EXERCISE AIM >> Each line below must be written out exactly as shown.

SUPPLIED MATERIAL >>
☆ ☆ ☆

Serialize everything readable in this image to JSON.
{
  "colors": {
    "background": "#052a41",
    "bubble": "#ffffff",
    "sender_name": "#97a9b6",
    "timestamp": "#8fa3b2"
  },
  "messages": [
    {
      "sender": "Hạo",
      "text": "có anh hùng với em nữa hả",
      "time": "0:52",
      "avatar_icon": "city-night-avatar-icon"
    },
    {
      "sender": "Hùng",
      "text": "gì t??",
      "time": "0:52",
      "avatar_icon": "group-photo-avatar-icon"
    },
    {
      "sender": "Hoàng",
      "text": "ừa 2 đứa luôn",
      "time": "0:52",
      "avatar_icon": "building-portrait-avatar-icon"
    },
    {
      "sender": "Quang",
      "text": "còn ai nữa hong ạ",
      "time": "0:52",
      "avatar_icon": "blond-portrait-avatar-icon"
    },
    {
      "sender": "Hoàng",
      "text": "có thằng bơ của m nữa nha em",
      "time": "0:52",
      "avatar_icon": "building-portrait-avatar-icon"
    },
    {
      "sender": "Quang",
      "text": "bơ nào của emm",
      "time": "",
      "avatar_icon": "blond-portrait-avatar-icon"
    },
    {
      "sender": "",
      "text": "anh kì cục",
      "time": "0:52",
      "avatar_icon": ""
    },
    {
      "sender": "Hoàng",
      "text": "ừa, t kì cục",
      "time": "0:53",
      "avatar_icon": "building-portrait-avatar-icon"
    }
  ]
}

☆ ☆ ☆

TASK RESPONSE >>
Serialize everything readable in this image to JSON.
{
  "colors": {
    "background": "#052a41",
    "bubble": "#ffffff",
    "sender_name": "#97a9b6",
    "timestamp": "#8fa3b2"
  },
  "messages": [
    {
      "sender": "Hạo",
      "text": "có anh hùng với em nữa hả",
      "time": "0:52",
      "avatar_icon": "city-night-avatar-icon"
    },
    {
      "sender": "Hùng",
      "text": "gì t??",
      "time": "0:52",
      "avatar_icon": "group-photo-avatar-icon"
    },
    {
      "sender": "Hoàng",
      "text": "ừa 2 đứa luôn",
      "time": "0:52",
      "avatar_icon": "building-portrait-avatar-icon"
    },
    {
      "sender": "Quang",
      "text": "còn ai nữa hong ạ",
      "time": "0:52",
      "avatar_icon": "blond-portrait-avatar-icon"
    },
    {
      "sender": "Hoàng",
      "text": "có thằng bơ của m nữa nha em",
      "time": "0:52",
      "avatar_icon": "building-portrait-avatar-icon"
    },
    {
      "sender": "Quang",
      "text": "bơ nào của emm",
      "time": "",
      "avatar_icon": "blond-portrait-avatar-icon"
    },
    {
      "sender": "",
      "text": "anh kì cục",
      "time": "0:52",
      "avatar_icon": ""
    },
    {
      "sender": "Hoàng",
      "text": "ừa, t kì cục",
      "time": "0:53",
      "avatar_icon": "building-portrait-avatar-icon"
    }
  ]
}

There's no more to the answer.